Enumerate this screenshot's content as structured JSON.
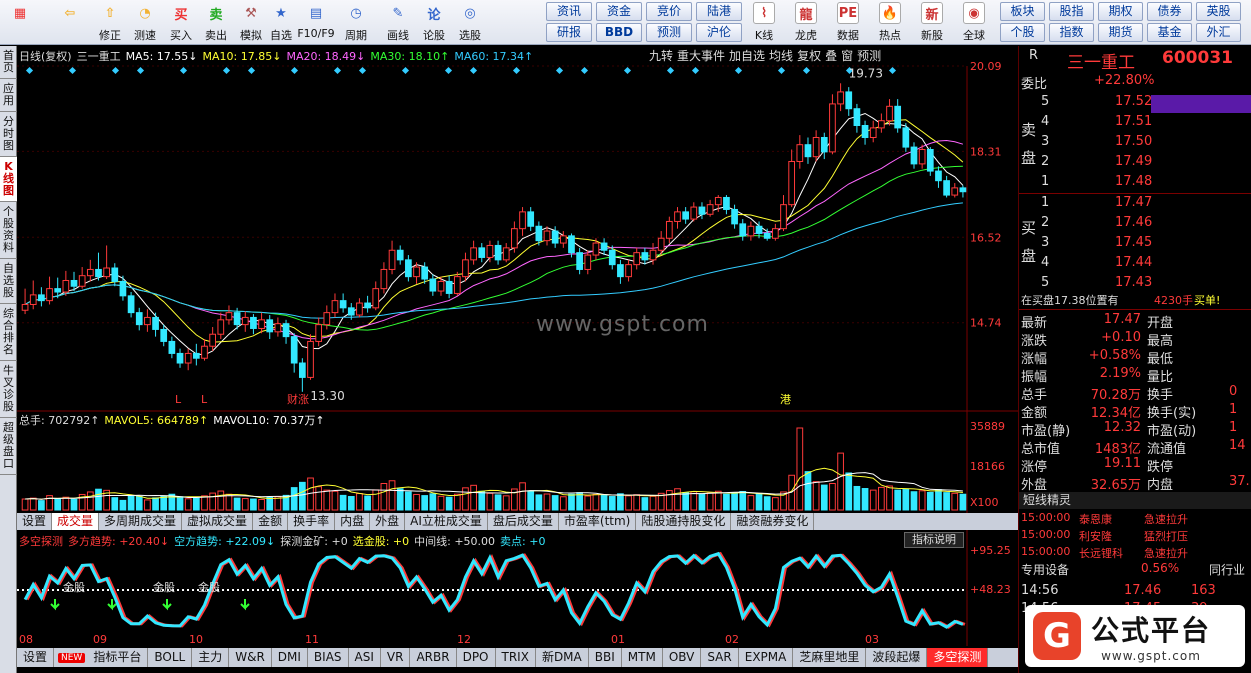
{
  "toolbar": {
    "buttons": [
      {
        "label": "",
        "icon": "grid-icon",
        "color": "#e33"
      },
      {
        "label": "",
        "icon": "back-arrow-icon",
        "color": "#f2b233"
      },
      {
        "label": "修正",
        "icon": "up-arrow-icon",
        "color": "#f2b233"
      },
      {
        "label": "测速",
        "icon": "speed-icon",
        "color": "#f2b233"
      },
      {
        "label": "买入",
        "icon": "buy-icon",
        "color": "#e33"
      },
      {
        "label": "卖出",
        "icon": "sell-icon",
        "color": "#2a2"
      },
      {
        "label": "模拟",
        "icon": "hammer-icon",
        "color": "#a55"
      },
      {
        "label": "自选",
        "icon": "star-icon",
        "color": "#36c"
      },
      {
        "label": "F10/F9",
        "icon": "f10-icon",
        "color": "#36c"
      },
      {
        "label": "周期",
        "icon": "clock-icon",
        "color": "#36c"
      },
      {
        "label": "画线",
        "icon": "pencil-icon",
        "color": "#36c"
      },
      {
        "label": "论股",
        "icon": "discuss-icon",
        "color": "#36c"
      },
      {
        "label": "选股",
        "icon": "select-stock-icon",
        "color": "#36c"
      }
    ],
    "quick": [
      [
        "资讯",
        "研报"
      ],
      [
        "资金",
        "BBD"
      ],
      [
        "竞价",
        "预测"
      ],
      [
        "陆港",
        "沪伦"
      ]
    ],
    "right_buttons": [
      {
        "label": "K线",
        "icon": "kline-icon"
      },
      {
        "label": "龙虎",
        "icon": "dragon-tiger-icon"
      },
      {
        "label": "数据",
        "icon": "pe-icon"
      },
      {
        "label": "热点",
        "icon": "hot-icon"
      },
      {
        "label": "新股",
        "icon": "new-stock-icon"
      },
      {
        "label": "全球",
        "icon": "globe-icon"
      }
    ],
    "quick2": [
      [
        "板块",
        "个股"
      ],
      [
        "股指",
        "指数"
      ],
      [
        "期权",
        "期货"
      ],
      [
        "债券",
        "基金"
      ],
      [
        "英股",
        "外汇"
      ]
    ]
  },
  "sidebar": [
    "首页",
    "应用",
    "分时图",
    "K线图",
    "个股资料",
    "自选股",
    "综合排名",
    "牛叉诊股",
    "超级盘口"
  ],
  "kline": {
    "header": [
      {
        "text": "日线(复权)",
        "color": "#dddddd"
      },
      {
        "text": "三一重工",
        "color": "#dddddd"
      },
      {
        "text": "MA5: 17.55↓",
        "color": "#ffffff"
      },
      {
        "text": "MA10: 17.85↓",
        "color": "#ffff33"
      },
      {
        "text": "MA20: 18.49↓",
        "color": "#ff66ff"
      },
      {
        "text": "MA30: 18.10↑",
        "color": "#33ff33"
      },
      {
        "text": "MA60: 17.34↑",
        "color": "#33ccff"
      }
    ],
    "toolbar": [
      "九转",
      "重大事件",
      "加自选",
      "均线",
      "复权",
      "叠",
      "窗",
      "预测"
    ],
    "price_ticks": [
      "20.09",
      "18.31",
      "16.52",
      "14.74"
    ],
    "max_label": "19.73",
    "min_label": "13.30",
    "markers": [
      {
        "text": "L",
        "color": "#ff3a3a"
      },
      {
        "text": "L",
        "color": "#ff3a3a"
      },
      {
        "text": "财",
        "color": "#ff3a3a"
      },
      {
        "text": "涨",
        "color": "#ff3a3a"
      },
      {
        "text": "港",
        "color": "#ffff33"
      }
    ],
    "watermark": "www.gspt.com"
  },
  "volume": {
    "header": [
      {
        "text": "总手: 702792↑",
        "color": "#dddddd"
      },
      {
        "text": "MAVOL5: 664789↑",
        "color": "#ffff33"
      },
      {
        "text": "MAVOL10: 70.37万↑",
        "color": "#ffffff"
      }
    ],
    "ticks": [
      "35889",
      "18166",
      "X100"
    ]
  },
  "ind_tabs": [
    "设置",
    "成交量",
    "多周期成交量",
    "虚拟成交量",
    "金额",
    "换手率",
    "内盘",
    "外盘",
    "AI立桩成交量",
    "盘后成交量",
    "市盈率(ttm)",
    "陆股通持股变化",
    "融资融券变化"
  ],
  "indicator": {
    "header": [
      {
        "text": "多空探测",
        "color": "#ff3a3a"
      },
      {
        "text": "多方趋势: +20.40↓",
        "color": "#ff3a3a"
      },
      {
        "text": "空方趋势: +22.09↓",
        "color": "#33e8ff"
      },
      {
        "text": "探测金矿: +0",
        "color": "#dddddd"
      },
      {
        "text": "选金股: +0",
        "color": "#ffff33"
      },
      {
        "text": "中间线: +50.00",
        "color": "#dddddd"
      },
      {
        "text": "卖点: +0",
        "color": "#33e8ff"
      }
    ],
    "explain": "指标说明",
    "ticks": [
      "+95.25",
      "+48.23"
    ],
    "gold_labels": [
      "金股",
      "金股",
      "金股"
    ],
    "months": [
      "08",
      "09",
      "10",
      "11",
      "12",
      "01",
      "02",
      "03"
    ]
  },
  "bottom_tabs": [
    "设置",
    "NEW",
    "指标平台",
    "BOLL",
    "主力",
    "W&R",
    "DMI",
    "BIAS",
    "ASI",
    "VR",
    "ARBR",
    "DPO",
    "TRIX",
    "新DMA",
    "BBI",
    "MTM",
    "OBV",
    "SAR",
    "EXPMA",
    "芝麻里地里",
    "波段起爆",
    "多空探测"
  ],
  "quote": {
    "code_prefix": "R",
    "name": "三一重工",
    "code": "600031",
    "weibi_label": "委比",
    "weibi": "+22.80%",
    "sell_label": "卖盘",
    "buy_label": "买盘",
    "asks": [
      [
        "5",
        "17.52",
        ""
      ],
      [
        "4",
        "17.51",
        ""
      ],
      [
        "3",
        "17.50",
        ""
      ],
      [
        "2",
        "17.49",
        ""
      ],
      [
        "1",
        "17.48",
        ""
      ]
    ],
    "bids": [
      [
        "1",
        "17.47",
        ""
      ],
      [
        "2",
        "17.46",
        ""
      ],
      [
        "3",
        "17.45",
        ""
      ],
      [
        "4",
        "17.44",
        ""
      ],
      [
        "5",
        "17.43",
        ""
      ]
    ],
    "buy_note": "在买盘17.38位置有",
    "buy_note_vol": "4230手",
    "buy_note_end": "买单!",
    "stats": [
      [
        "最新",
        "17.47",
        "开盘",
        ""
      ],
      [
        "涨跌",
        "+0.10",
        "最高",
        ""
      ],
      [
        "涨幅",
        "+0.58%",
        "最低",
        ""
      ],
      [
        "振幅",
        "2.19%",
        "量比",
        ""
      ],
      [
        "总手",
        "70.28万",
        "换手",
        "0"
      ],
      [
        "金额",
        "12.34亿",
        "换手(实)",
        "1"
      ],
      [
        "市盈(静)",
        "12.32",
        "市盈(动)",
        "1"
      ],
      [
        "总市值",
        "1483亿",
        "流通值",
        "14"
      ],
      [
        "涨停",
        "19.11",
        "跌停",
        ""
      ],
      [
        "外盘",
        "32.65万",
        "内盘",
        "37."
      ]
    ],
    "short_title": "短线精灵",
    "shorts": [
      [
        "15:00:00",
        "泰恩康",
        "急速拉升"
      ],
      [
        "15:00:00",
        "利安隆",
        "猛烈打压"
      ],
      [
        "15:00:00",
        "长远锂科",
        "急速拉升"
      ]
    ],
    "device_label": "专用设备",
    "device_pct": "0.56%",
    "peer_label": "同行业",
    "ticks": [
      [
        "14:56",
        "17.46",
        "163"
      ],
      [
        "14:56",
        "17.45",
        "39"
      ]
    ],
    "logo_text": "公式平台",
    "logo_url": "www.gspt.com"
  },
  "chart_data": {
    "type": "candlestick",
    "price_range": [
      12.9,
      20.09
    ],
    "candles": [
      [
        15.0,
        15.12,
        15.45,
        14.92
      ],
      [
        15.12,
        15.32,
        15.62,
        15.02
      ],
      [
        15.32,
        15.2,
        15.48,
        15.08
      ],
      [
        15.2,
        15.45,
        15.7,
        15.12
      ],
      [
        15.45,
        15.38,
        15.68,
        15.25
      ],
      [
        15.38,
        15.62,
        15.82,
        15.3
      ],
      [
        15.62,
        15.5,
        15.8,
        15.4
      ],
      [
        15.5,
        15.72,
        15.9,
        15.45
      ],
      [
        15.72,
        15.85,
        16.05,
        15.6
      ],
      [
        15.85,
        15.7,
        16.2,
        15.62
      ],
      [
        15.7,
        15.88,
        16.35,
        15.65
      ],
      [
        15.88,
        15.6,
        15.98,
        15.5
      ],
      [
        15.6,
        15.3,
        15.72,
        15.2
      ],
      [
        15.3,
        14.95,
        15.38,
        14.85
      ],
      [
        14.95,
        14.7,
        15.05,
        14.58
      ],
      [
        14.7,
        14.85,
        15.02,
        14.55
      ],
      [
        14.85,
        14.6,
        14.95,
        14.45
      ],
      [
        14.6,
        14.35,
        14.7,
        14.25
      ],
      [
        14.35,
        14.1,
        14.45,
        14.0
      ],
      [
        14.1,
        13.9,
        14.2,
        13.8
      ],
      [
        13.9,
        14.1,
        14.2,
        13.75
      ],
      [
        14.1,
        14.0,
        14.3,
        13.85
      ],
      [
        14.0,
        14.25,
        14.4,
        13.95
      ],
      [
        14.25,
        14.5,
        14.65,
        14.15
      ],
      [
        14.5,
        14.8,
        14.95,
        14.4
      ],
      [
        14.8,
        14.95,
        15.1,
        14.7
      ],
      [
        14.95,
        14.7,
        15.05,
        14.6
      ],
      [
        14.7,
        14.85,
        14.98,
        14.55
      ],
      [
        14.85,
        14.62,
        14.92,
        14.5
      ],
      [
        14.62,
        14.8,
        14.95,
        14.52
      ],
      [
        14.8,
        14.55,
        14.9,
        14.4
      ],
      [
        14.55,
        14.72,
        14.85,
        14.45
      ],
      [
        14.72,
        14.45,
        14.8,
        14.3
      ],
      [
        14.45,
        13.9,
        14.52,
        13.7
      ],
      [
        13.9,
        13.6,
        14.0,
        13.3
      ],
      [
        13.6,
        14.35,
        14.5,
        13.55
      ],
      [
        14.35,
        14.7,
        14.85,
        14.25
      ],
      [
        14.7,
        14.95,
        15.1,
        14.6
      ],
      [
        14.95,
        15.2,
        15.35,
        14.85
      ],
      [
        15.2,
        15.05,
        15.35,
        14.95
      ],
      [
        15.05,
        14.9,
        15.15,
        14.8
      ],
      [
        14.9,
        15.15,
        15.25,
        14.85
      ],
      [
        15.15,
        15.05,
        15.3,
        14.95
      ],
      [
        15.05,
        15.45,
        15.6,
        15.0
      ],
      [
        15.45,
        15.85,
        16.0,
        15.35
      ],
      [
        15.85,
        16.25,
        16.45,
        15.75
      ],
      [
        16.25,
        16.05,
        16.35,
        15.95
      ],
      [
        16.05,
        15.7,
        16.15,
        15.6
      ],
      [
        15.7,
        15.9,
        16.0,
        15.55
      ],
      [
        15.9,
        15.65,
        16.0,
        15.55
      ],
      [
        15.65,
        15.4,
        15.75,
        15.3
      ],
      [
        15.4,
        15.6,
        15.7,
        15.3
      ],
      [
        15.6,
        15.35,
        15.72,
        15.25
      ],
      [
        15.35,
        15.7,
        15.8,
        15.3
      ],
      [
        15.7,
        16.05,
        16.2,
        15.6
      ],
      [
        16.05,
        16.3,
        16.45,
        15.95
      ],
      [
        16.3,
        16.1,
        16.4,
        16.0
      ],
      [
        16.1,
        16.35,
        16.45,
        16.0
      ],
      [
        16.35,
        16.05,
        16.45,
        15.95
      ],
      [
        16.05,
        16.3,
        16.4,
        16.0
      ],
      [
        16.3,
        16.7,
        16.85,
        16.2
      ],
      [
        16.7,
        17.05,
        17.15,
        16.55
      ],
      [
        17.05,
        16.75,
        17.15,
        16.65
      ],
      [
        16.75,
        16.45,
        16.85,
        16.35
      ],
      [
        16.45,
        16.65,
        16.75,
        16.35
      ],
      [
        16.65,
        16.4,
        16.75,
        16.3
      ],
      [
        16.4,
        16.55,
        16.65,
        16.3
      ],
      [
        16.55,
        16.2,
        16.6,
        16.1
      ],
      [
        16.2,
        15.85,
        16.3,
        15.75
      ],
      [
        15.85,
        16.15,
        16.25,
        15.75
      ],
      [
        16.15,
        16.4,
        16.5,
        16.05
      ],
      [
        16.4,
        16.25,
        16.5,
        16.15
      ],
      [
        16.25,
        15.95,
        16.35,
        15.85
      ],
      [
        15.95,
        15.7,
        16.05,
        15.55
      ],
      [
        15.7,
        15.95,
        16.05,
        15.6
      ],
      [
        15.95,
        16.2,
        16.3,
        15.85
      ],
      [
        16.2,
        16.05,
        16.3,
        15.95
      ],
      [
        16.05,
        16.25,
        16.4,
        15.95
      ],
      [
        16.25,
        16.5,
        16.65,
        16.15
      ],
      [
        16.5,
        16.85,
        16.95,
        16.4
      ],
      [
        16.85,
        17.05,
        17.15,
        16.7
      ],
      [
        17.05,
        16.9,
        17.15,
        16.8
      ],
      [
        16.9,
        17.15,
        17.25,
        16.85
      ],
      [
        17.15,
        17.0,
        17.25,
        16.9
      ],
      [
        17.0,
        17.2,
        17.3,
        16.95
      ],
      [
        17.2,
        17.35,
        17.4,
        17.05
      ],
      [
        17.35,
        17.1,
        17.4,
        17.0
      ],
      [
        17.1,
        16.8,
        17.2,
        16.7
      ],
      [
        16.8,
        16.55,
        16.9,
        16.45
      ],
      [
        16.55,
        16.75,
        16.85,
        16.45
      ],
      [
        16.75,
        16.6,
        16.85,
        16.5
      ],
      [
        16.6,
        16.5,
        16.7,
        16.45
      ],
      [
        16.5,
        16.7,
        16.8,
        16.45
      ],
      [
        16.7,
        17.2,
        17.4,
        16.65
      ],
      [
        17.2,
        18.1,
        18.35,
        17.15
      ],
      [
        18.1,
        18.45,
        18.65,
        17.95
      ],
      [
        18.45,
        18.2,
        18.6,
        18.05
      ],
      [
        18.2,
        18.6,
        18.75,
        18.1
      ],
      [
        18.6,
        18.3,
        18.7,
        18.15
      ],
      [
        18.3,
        19.3,
        19.5,
        18.25
      ],
      [
        19.3,
        19.55,
        19.73,
        19.15
      ],
      [
        19.55,
        19.2,
        19.65,
        19.05
      ],
      [
        19.2,
        18.85,
        19.3,
        18.7
      ],
      [
        18.85,
        18.6,
        18.95,
        18.45
      ],
      [
        18.6,
        18.8,
        18.95,
        18.5
      ],
      [
        18.8,
        18.95,
        19.1,
        18.7
      ],
      [
        18.95,
        19.25,
        19.4,
        18.85
      ],
      [
        19.25,
        18.8,
        19.4,
        18.7
      ],
      [
        18.8,
        18.4,
        18.9,
        18.3
      ],
      [
        18.4,
        18.05,
        18.5,
        17.95
      ],
      [
        18.05,
        18.35,
        18.45,
        17.95
      ],
      [
        18.35,
        17.9,
        18.4,
        17.8
      ],
      [
        17.9,
        17.7,
        18.0,
        17.55
      ],
      [
        17.7,
        17.4,
        17.8,
        17.35
      ],
      [
        17.4,
        17.55,
        17.65,
        17.35
      ],
      [
        17.55,
        17.47,
        17.6,
        17.35
      ]
    ],
    "ma_series": [
      {
        "name": "MA5",
        "color": "#ffffff"
      },
      {
        "name": "MA10",
        "color": "#ffff33"
      },
      {
        "name": "MA20",
        "color": "#ff66ff"
      },
      {
        "name": "MA30",
        "color": "#33ff33"
      },
      {
        "name": "MA60",
        "color": "#33ccff"
      }
    ],
    "volume_max": 35889,
    "volume": [
      4800,
      5200,
      4100,
      6300,
      5000,
      5600,
      4700,
      6800,
      7900,
      9100,
      8600,
      5400,
      4200,
      6000,
      5900,
      4400,
      5300,
      6100,
      6900,
      5800,
      4900,
      5100,
      6200,
      7400,
      8300,
      6900,
      5200,
      5000,
      4800,
      4600,
      5500,
      5800,
      6400,
      9800,
      12100,
      14000,
      10200,
      8700,
      8200,
      6400,
      5900,
      7200,
      6100,
      8800,
      11600,
      12800,
      9300,
      7900,
      6800,
      6300,
      7100,
      6000,
      5600,
      6900,
      9700,
      10800,
      8200,
      7300,
      6600,
      6200,
      9200,
      11900,
      8100,
      6600,
      7000,
      6300,
      5800,
      6900,
      7600,
      6100,
      6800,
      6500,
      5900,
      7100,
      6200,
      6700,
      5400,
      6000,
      7300,
      8500,
      9300,
      7600,
      8000,
      6800,
      7400,
      8200,
      6900,
      7600,
      8100,
      6300,
      7000,
      5800,
      5400,
      7900,
      15200,
      35889,
      16800,
      12400,
      10900,
      11600,
      24900,
      16200,
      10300,
      9400,
      8700,
      9900,
      10500,
      8700,
      9100,
      8000,
      8400,
      7700,
      8900,
      7600,
      7300,
      6900
    ]
  }
}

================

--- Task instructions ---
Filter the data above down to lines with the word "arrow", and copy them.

--- Result of this task ---
        "icon": "back-arrow-icon",
        "icon": "up-arrow-icon",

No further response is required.